## Data section

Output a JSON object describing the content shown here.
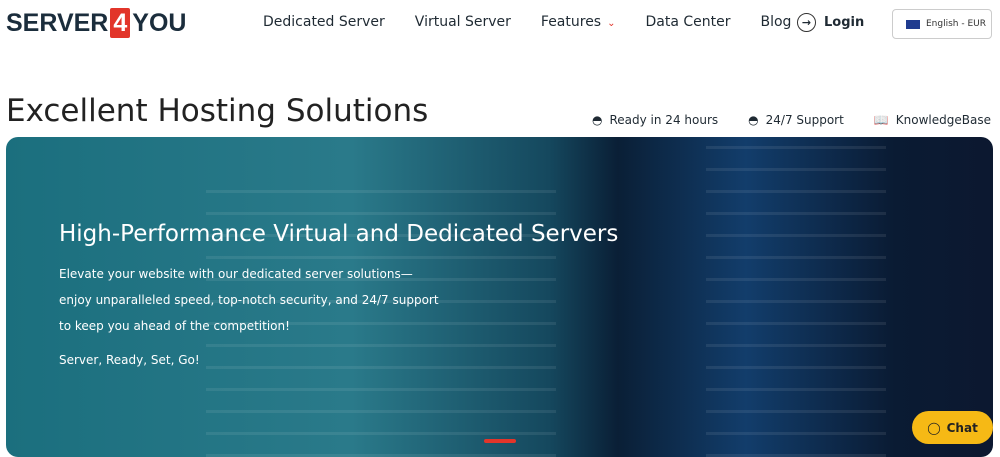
{
  "logo": {
    "text_a": "SERVER",
    "text_b": "4",
    "text_c": "YOU"
  },
  "nav": [
    "Dedicated Server",
    "Virtual Server",
    "Features",
    "Data Center",
    "Blog"
  ],
  "login": "Login",
  "language": "English - EUR",
  "title": "Excellent Hosting Solutions",
  "features": [
    "Ready in 24 hours",
    "24/7 Support",
    "KnowledgeBase"
  ],
  "hero": {
    "heading": "High-Performance Virtual and Dedicated Servers",
    "body": "Elevate your website with our dedicated server solutions—enjoy unparalleled speed, top-notch security, and 24/7 support to keep you ahead of the competition!",
    "tagline": "Server, Ready, Set, Go!"
  },
  "chat": "Chat"
}
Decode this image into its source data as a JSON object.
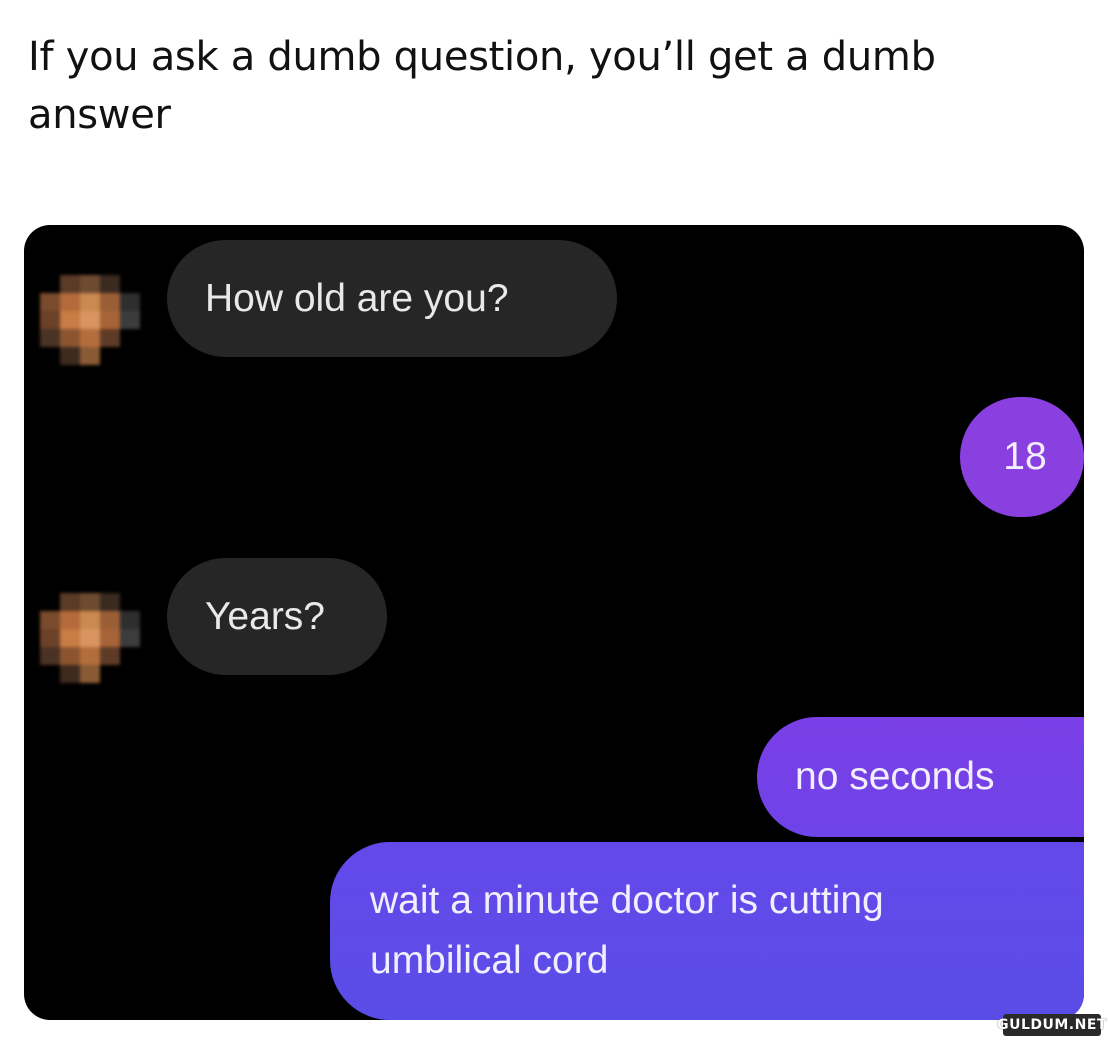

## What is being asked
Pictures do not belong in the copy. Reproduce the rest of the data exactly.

## Answer space
Output a JSON object describing the content shown here.
{
  "logo": {
    "text_a": "SERVER",
    "text_b": "4",
    "text_c": "YOU"
  },
  "nav": [
    "Dedicated Server",
    "Virtual Server",
    "Features",
    "Data Center",
    "Blog"
  ],
  "login": "Login",
  "language": "English - EUR",
  "title": "Excellent Hosting Solutions",
  "features": [
    "Ready in 24 hours",
    "24/7 Support",
    "KnowledgeBase"
  ],
  "hero": {
    "heading": "High-Performance Virtual and Dedicated Servers",
    "body": "Elevate your website with our dedicated server solutions—enjoy unparalleled speed, top-notch security, and 24/7 support to keep you ahead of the competition!",
    "tagline": "Server, Ready, Set, Go!"
  },
  "chat": "Chat"
}
Decode this image into its source data as a JSON object.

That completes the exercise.